General News — 06 January 2014
NSW drivers turning to drugs: five times more people being caught than those under influence of alcohol, new police statistics show

POLICE will step up drug testing after it was revealed drivers are five times more likely to test positive for drugs than alcohol.

While the number of drivers tested for booze – and being caught drink driving is still significantly higher – the ratio of drug drivers to drink drivers is disturbing police.

Last year, one out of every 208 people breath-tested had alcohol in their system while one in every 46 people was under the influence of drugs.

In some areas close to 10 per cent of drivers pulled over during random roadside operations are testing positive to marijuana and methamphetamine – some for both.

Drivers aged 26 to 35 make up the bulk of those caught at 35 per cent with those aged 18 to 25 next at 29 per cent.bigstock_Police_57729

The findings have forced police to step up drug testing alongside random breath testing. “We know there a lot of drivers using drugs but I don’t think we know the real extent of the problem,” highway patrol boss Assistant Commissioner John Hartley said.

“There is a perception, particularly among young people, that you can’t drink and drive but you can take illegal substances and get away with it – well they are wrong.”

Of the more than 33,619 motorists tested by police last year, more than 720 of them were found to have drugs in their system.

This is in stark contrast to one in 208 motorists caught driving over the alcohol limit.

“We began drug testing motorists in 2007 after a study showed high marijuana use in fatal accidents,” Mr Hartley said. “It was a bit of a wake-up call and we have been increasing testing every year.”

He said police would this year increase RDT (random drug testing) operations and mobile testing. The testing equipment can detect some drugs used 48 hours prior.

Senior Sergeant Hal Potts, who heads the highway patrol drug-testing operation, said country areas were a major problem. In Young last month, police carried out 153 drug tests with nine drivers testing positive to marijuana or speed.

By comparison only four people out of more than 200 people breath tested had alcohol in their system.

“It is not uncommon to have 10 to 15 per cent of drivers tested in a (country) area to return positive results which, percentage wise, is fair above that for alcohol,” he said.

Police are concerned at a trend where some drug users appeared to be appointing a “designated driver”, indicating the prevalence of usage.

“We may not be able to stop people taking drugs but we want to change their behaviour and make sure they are not getting into vehicles with drugs in their system,” Mr Hartley said.

“Like with drink driving we have to educate people and have them thinking to the point if I get in the car under the influence of drugs or drink I am going to get caught.”

Roadside drug tests cost $30 compared to a few cents for alcohol tests, and take up to seven minutes, compared to a 30-second breath test.

“But the technology is improving and we hope to be able to tests for drugs the way we do for alcohol,” Mr Hartley said.

On Friday night, Tara Sheehy was driving down the great western highway to Penrith when she was pulled over at Glenbrook and asked to submit to a Random Drug test.

The 26-year old social worker from Penrith said she was glad the police were drug testing motorists.

“I know people my age who think its all right to take drugs and drive,” she said.

“Many don’t think they will get caught or tested.
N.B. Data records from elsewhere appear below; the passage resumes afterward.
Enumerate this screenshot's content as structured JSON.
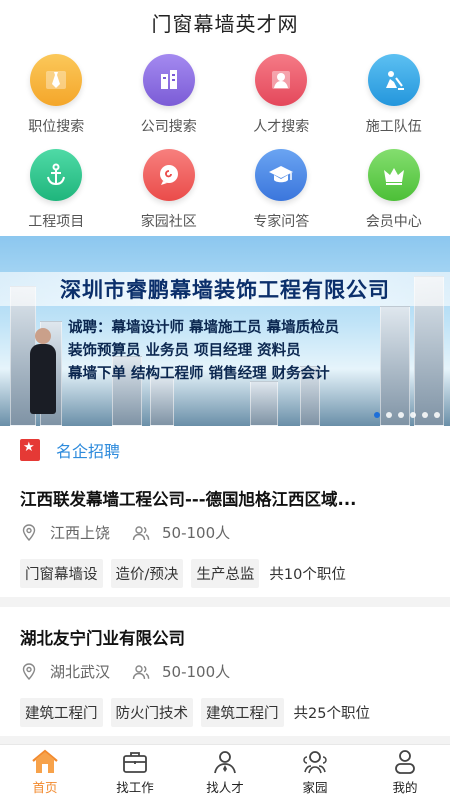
{
  "header": {
    "title": "门窗幕墙英才网"
  },
  "grid": [
    {
      "label": "职位搜索",
      "icon": "tie-icon",
      "color": "#f7b336"
    },
    {
      "label": "公司搜索",
      "icon": "building-icon",
      "color": "#8d6fe0"
    },
    {
      "label": "人才搜索",
      "icon": "person-card-icon",
      "color": "#ee5a6b"
    },
    {
      "label": "施工队伍",
      "icon": "worker-icon",
      "color": "#35a8e8"
    },
    {
      "label": "工程项目",
      "icon": "anchor-icon",
      "color": "#2dc98f"
    },
    {
      "label": "家园社区",
      "icon": "chat-icon",
      "color": "#f2615f"
    },
    {
      "label": "专家问答",
      "icon": "graduation-cap-icon",
      "color": "#4a88e8"
    },
    {
      "label": "会员中心",
      "icon": "crown-icon",
      "color": "#63cf4f"
    }
  ],
  "banner": {
    "company": "深圳市睿鹏幕墙装饰工程有限公司",
    "lines": [
      "诚聘：幕墙设计师  幕墙施工员  幕墙质检员",
      "装饰预算员  业务员  项目经理  资料员",
      "幕墙下单  结构工程师  销售经理  财务会计"
    ],
    "slide_count": 6,
    "active_slide": 1
  },
  "section": {
    "title": "名企招聘"
  },
  "cards": [
    {
      "name": "江西联发幕墙工程公司---德国旭格江西区域...",
      "location": "江西上饶",
      "size": "50-100人",
      "tags": [
        "门窗幕墙设",
        "造价/预决",
        "生产总监"
      ],
      "count": "共10个职位"
    },
    {
      "name": "湖北友宁门业有限公司",
      "location": "湖北武汉",
      "size": "50-100人",
      "tags": [
        "建筑工程门",
        "防火门技术",
        "建筑工程门"
      ],
      "count": "共25个职位"
    }
  ],
  "tabbar": [
    {
      "label": "首页",
      "icon": "home-icon",
      "active": true
    },
    {
      "label": "找工作",
      "icon": "briefcase-icon",
      "active": false
    },
    {
      "label": "找人才",
      "icon": "user-icon",
      "active": false
    },
    {
      "label": "家园",
      "icon": "community-icon",
      "active": false
    },
    {
      "label": "我的",
      "icon": "profile-icon",
      "active": false
    }
  ],
  "colors": {
    "accent_blue": "#2e8bdc",
    "active_tab": "#f28a2e",
    "section_badge": "#e53935"
  }
}
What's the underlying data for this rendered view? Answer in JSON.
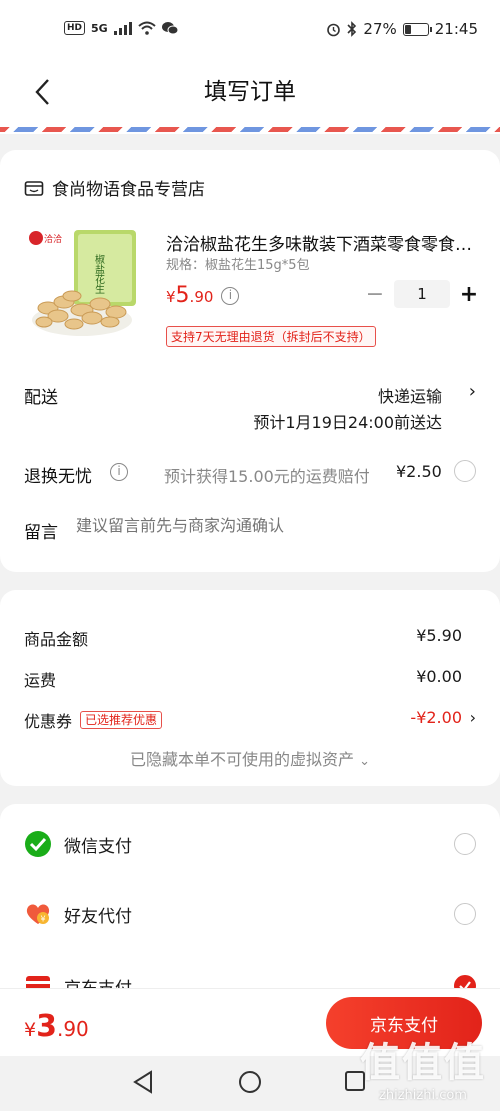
{
  "status_bar": {
    "hd": "HD",
    "network": "5G",
    "battery": "27%",
    "time": "21:45"
  },
  "nav": {
    "title": "填写订单"
  },
  "store": {
    "name": "食尚物语食品专营店"
  },
  "product": {
    "title": "洽洽椒盐花生多味散装下酒菜零食零食零食小吃",
    "spec": "规格：椒盐花生15g*5包",
    "price_currency": "¥",
    "price_int": "5",
    "price_dec": ".90",
    "quantity": "1",
    "return_tag": "支持7天无理由退货（拆封后不支持）",
    "image_brand": "洽洽",
    "image_pack_text": "椒盐花生"
  },
  "delivery": {
    "label": "配送",
    "method": "快递运输",
    "eta": "预计1月19日24:00前送达"
  },
  "return_insurance": {
    "label": "退换无忧",
    "text": "预计获得15.00元的运费赔付",
    "price": "¥2.50"
  },
  "message": {
    "label": "留言",
    "placeholder": "建议留言前先与商家沟通确认"
  },
  "amounts": {
    "goods_label": "商品金额",
    "goods_value": "¥5.90",
    "shipping_label": "运费",
    "shipping_value": "¥0.00",
    "coupon_label": "优惠券",
    "coupon_tag": "已选推荐优惠",
    "coupon_value": "-¥2.00",
    "hidden_note": "已隐藏本单不可使用的虚拟资产"
  },
  "payment": {
    "wechat": "微信支付",
    "friend": "好友代付",
    "jd": "京东支付"
  },
  "bottom": {
    "currency": "¥",
    "total_int": "3",
    "total_dec": ".90",
    "pay_button": "京东支付"
  },
  "watermark": {
    "logo": "值值值",
    "url": "zhizhizhi.com"
  },
  "colors": {
    "accent": "#e2231a",
    "wechat": "#1aad19",
    "background": "#f2f2f2"
  }
}
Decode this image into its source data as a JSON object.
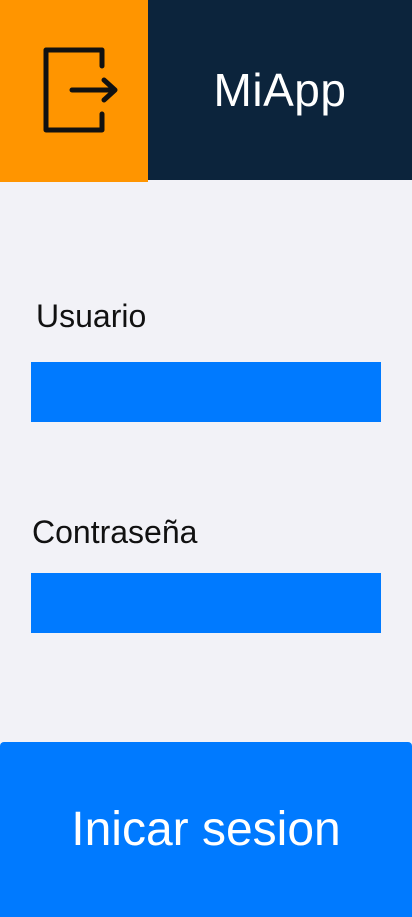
{
  "header": {
    "icon": "logout-icon",
    "title": "MiApp",
    "colors": {
      "icon_bg": "#ff9500",
      "title_bg": "#0c243c"
    }
  },
  "form": {
    "username_label": "Usuario",
    "username_value": "",
    "password_label": "Contraseña",
    "password_value": "",
    "field_color": "#007aff"
  },
  "login_button": {
    "label": "Inicar sesion",
    "color": "#007aff"
  }
}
I think it’s awesome and sends a great message to people not to flout the law or else you will get caught.”

The test takes five minutes and involves licking a test pad which looks for the presence of cannabis as well as Methylamphetamine and ecstasy.
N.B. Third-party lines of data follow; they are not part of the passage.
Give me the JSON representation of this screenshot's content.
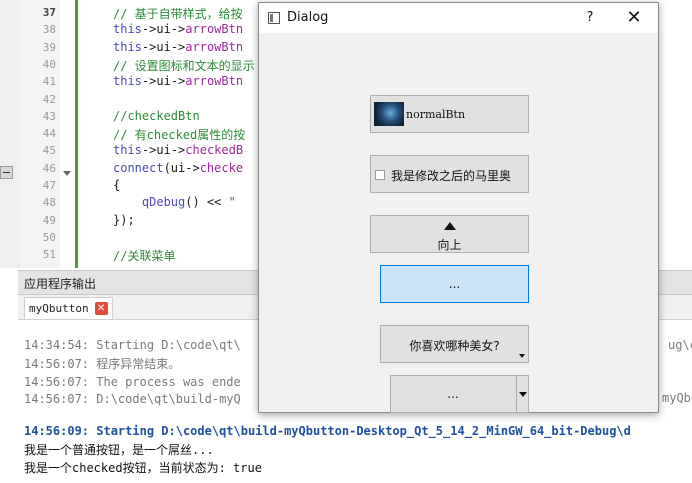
{
  "editor": {
    "line_numbers": [
      "37",
      "38",
      "39",
      "40",
      "41",
      "42",
      "43",
      "44",
      "45",
      "46",
      "47",
      "48",
      "49",
      "50",
      "51"
    ],
    "current_line": "37",
    "lines": [
      {
        "kind": "comment",
        "text": "// 基于自带样式，给按"
      },
      {
        "kind": "ptr",
        "a": "this",
        "b": "->ui->",
        "c": "arrowBtn"
      },
      {
        "kind": "ptr",
        "a": "this",
        "b": "->ui->",
        "c": "arrowBtn"
      },
      {
        "kind": "comment",
        "text": "// 设置图标和文本的显示"
      },
      {
        "kind": "ptr",
        "a": "this",
        "b": "->ui->",
        "c": "arrowBtn"
      },
      {
        "kind": "blank",
        "text": ""
      },
      {
        "kind": "comment",
        "text": "//checkedBtn"
      },
      {
        "kind": "comment",
        "text": "// 有checked属性的按"
      },
      {
        "kind": "ptr",
        "a": "this",
        "b": "->ui->",
        "c": "checkedB"
      },
      {
        "kind": "connect",
        "a": "connect",
        "b": "(ui->",
        "c": "checke"
      },
      {
        "kind": "plain",
        "text": "{"
      },
      {
        "kind": "debug",
        "a": "    qDebug",
        "b": "() << ",
        "c": "\""
      },
      {
        "kind": "plain",
        "text": "});"
      },
      {
        "kind": "blank",
        "text": ""
      },
      {
        "kind": "comment",
        "text": "//关联菜单"
      }
    ]
  },
  "panel": {
    "title": "应用程序输出",
    "tab_label": "myQbutton",
    "tab_close": "✕"
  },
  "output": {
    "lines": [
      {
        "style": "gray",
        "text": "14:34:54: Starting D:\\code\\qt\\"
      },
      {
        "style": "gray",
        "text": "14:56:07: 程序异常结束。"
      },
      {
        "style": "gray",
        "text": "14:56:07: The process was ende"
      },
      {
        "style": "gray",
        "text": "14:56:07: D:\\code\\qt\\build-myQ"
      },
      {
        "style": "blue",
        "text": "14:56:09: Starting D:\\code\\qt\\build-myQbutton-Desktop_Qt_5_14_2_MinGW_64_bit-Debug\\d"
      },
      {
        "style": "black",
        "text": "我是一个普通按钮，是一个屌丝..."
      },
      {
        "style": "black",
        "text": "我是一个checked按钮，当前状态为: true"
      }
    ],
    "right_fragments": [
      "ug\\c",
      "myQb"
    ]
  },
  "dialog": {
    "title": "Dialog",
    "help": "?",
    "close": "✕",
    "normal_btn": "normalBtn",
    "checked_btn": "我是修改之后的马里奥",
    "up_btn": "向上",
    "focus_btn": "...",
    "menu_btn": "你喜欢哪种美女?",
    "split_btn": "..."
  }
}
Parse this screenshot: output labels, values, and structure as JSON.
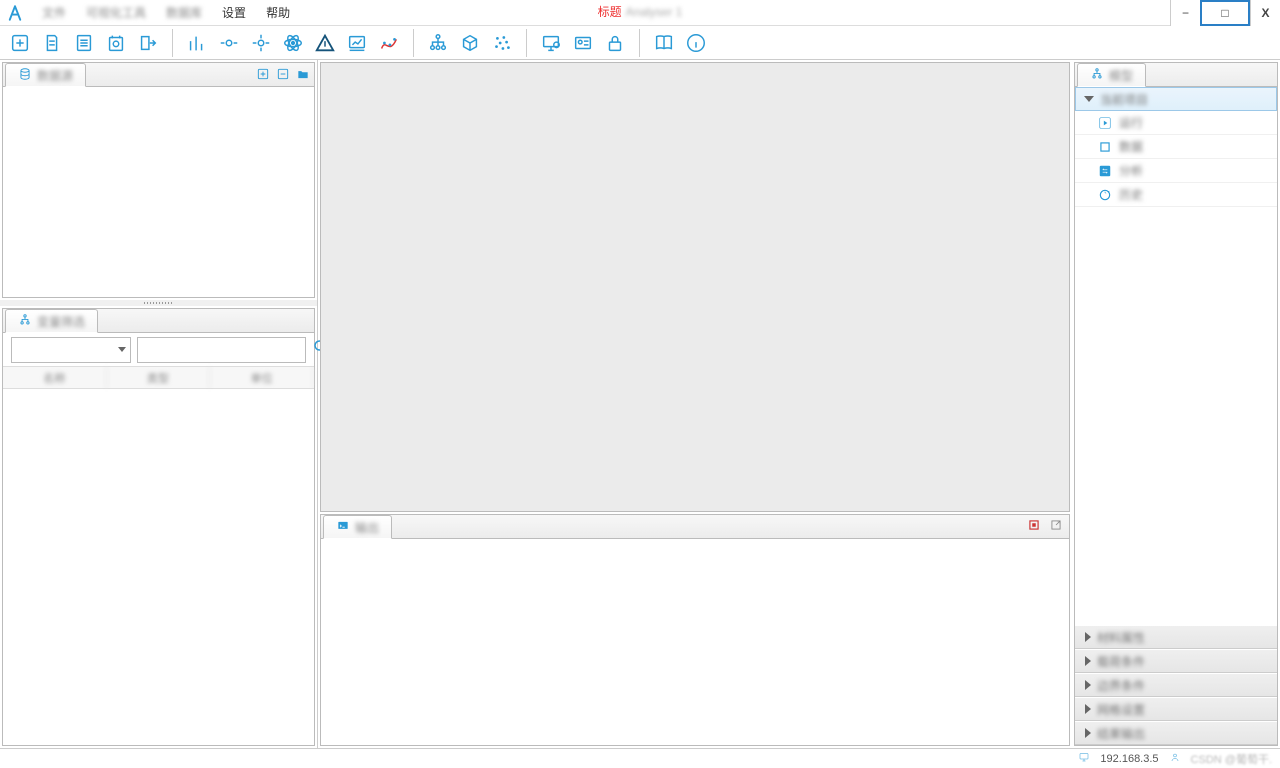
{
  "menubar": {
    "items": [
      "文件",
      "可视化工具",
      "数据库",
      "设置",
      "帮助"
    ]
  },
  "title": {
    "label": "标题",
    "value": "Analyser 1"
  },
  "window_controls": {
    "minimize": "−",
    "restore": "□",
    "close": "X"
  },
  "toolbar_groups": [
    [
      "new",
      "open",
      "list",
      "settings-file",
      "export"
    ],
    [
      "bar-chart",
      "center",
      "target",
      "atom",
      "triangle",
      "regression",
      "curve"
    ],
    [
      "tree",
      "cube",
      "scatter"
    ],
    [
      "monitor",
      "card",
      "lock"
    ],
    [
      "book",
      "info"
    ]
  ],
  "left": {
    "top_tab": "数据源",
    "mid_tab": "变量筛选",
    "grid_cols": [
      "名称",
      "类型",
      "单位"
    ]
  },
  "console": {
    "tab": "输出"
  },
  "right": {
    "tab": "模型",
    "root": "当前项目",
    "children": [
      "运行",
      "数据",
      "分析",
      "历史"
    ],
    "sections": [
      "材料属性",
      "载荷条件",
      "边界条件",
      "网格设置",
      "结果输出"
    ]
  },
  "status": {
    "ip": "192.168.3.5",
    "watermark": "CSDN @葡萄干."
  }
}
If the tests proves positive the driver is taken to a mobile drug testing truck where a saliva sample is taken for further tests. If this indicates the presence of drugs the motorist is prohibited from driving for 24 hours. The sample is then sent to a NSW Laboratory and summons issued if the results are positive.

A first offence carries a maximum $1,100 fine and three to six months loss of licence. NSW police said since RDT was introduced 80 people have been caught a second time and 6 people more than twice.
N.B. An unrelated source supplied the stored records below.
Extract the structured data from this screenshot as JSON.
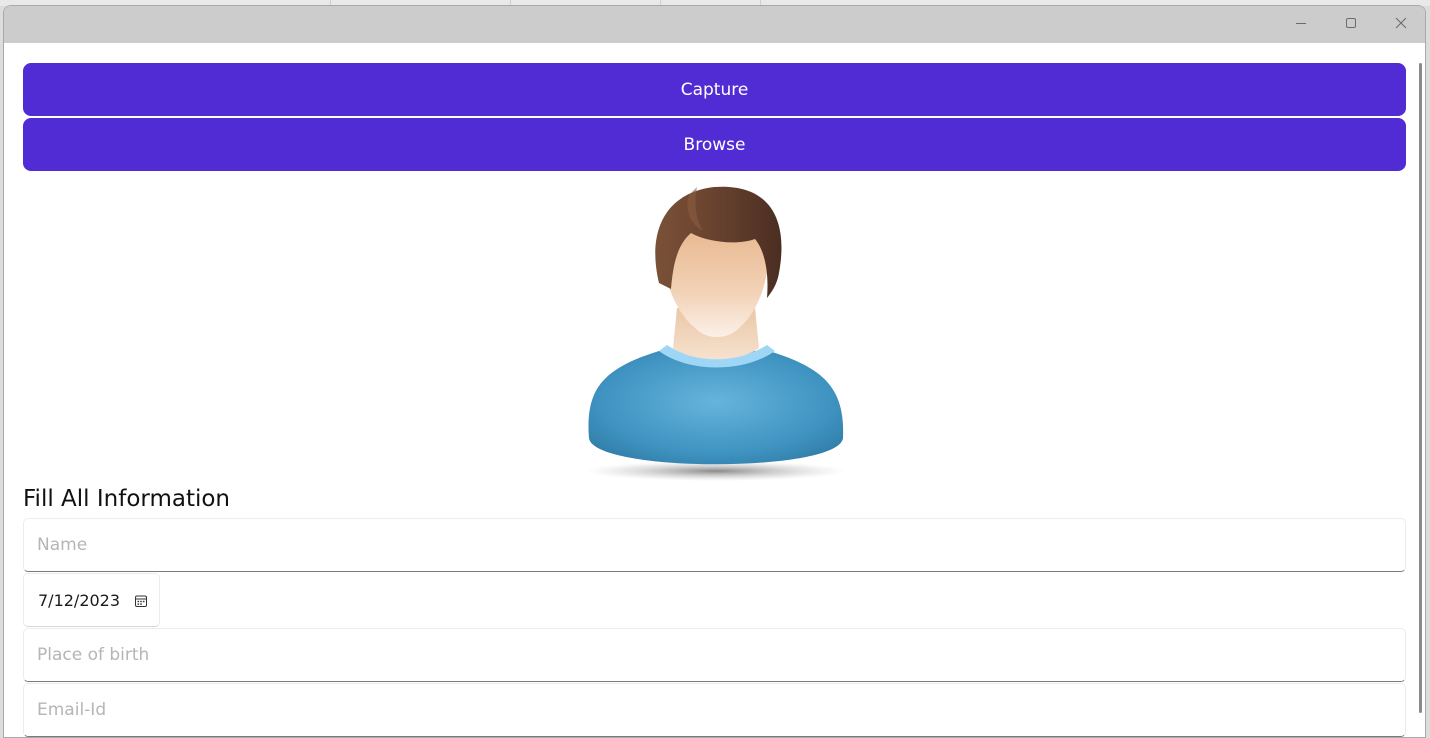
{
  "window": {
    "controls": {
      "minimize_icon": "minimize-icon",
      "maximize_icon": "maximize-icon",
      "close_icon": "close-icon"
    }
  },
  "actions": {
    "capture_label": "Capture",
    "browse_label": "Browse"
  },
  "profile_image": {
    "icon": "user-avatar-icon"
  },
  "form": {
    "title": "Fill All Information",
    "name": {
      "placeholder": "Name",
      "value": ""
    },
    "date_of_birth": {
      "value": "7/12/2023",
      "icon": "calendar-icon"
    },
    "place_of_birth": {
      "placeholder": "Place of birth",
      "value": ""
    },
    "email": {
      "placeholder": "Email-Id",
      "value": ""
    }
  },
  "colors": {
    "accent": "#512bd4",
    "titlebar": "#cccccc",
    "placeholder_text": "#b5b5b5"
  }
}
A second offence is a $2200 fine, 6 months loss of licence and potential for jail time carries the potential of jail time. On Friday night one female tested positive out of 163 drug tests.

There were no drink drivers out of 939 breath tests.

This article first appeared on ‘Daily Telegraph’ on 6 January 2014.

Related Articles

Share

About Author

MHAA Staff

(0) Readers Comments

Leave a Reply

Your email address will not be published. Required fields are marked *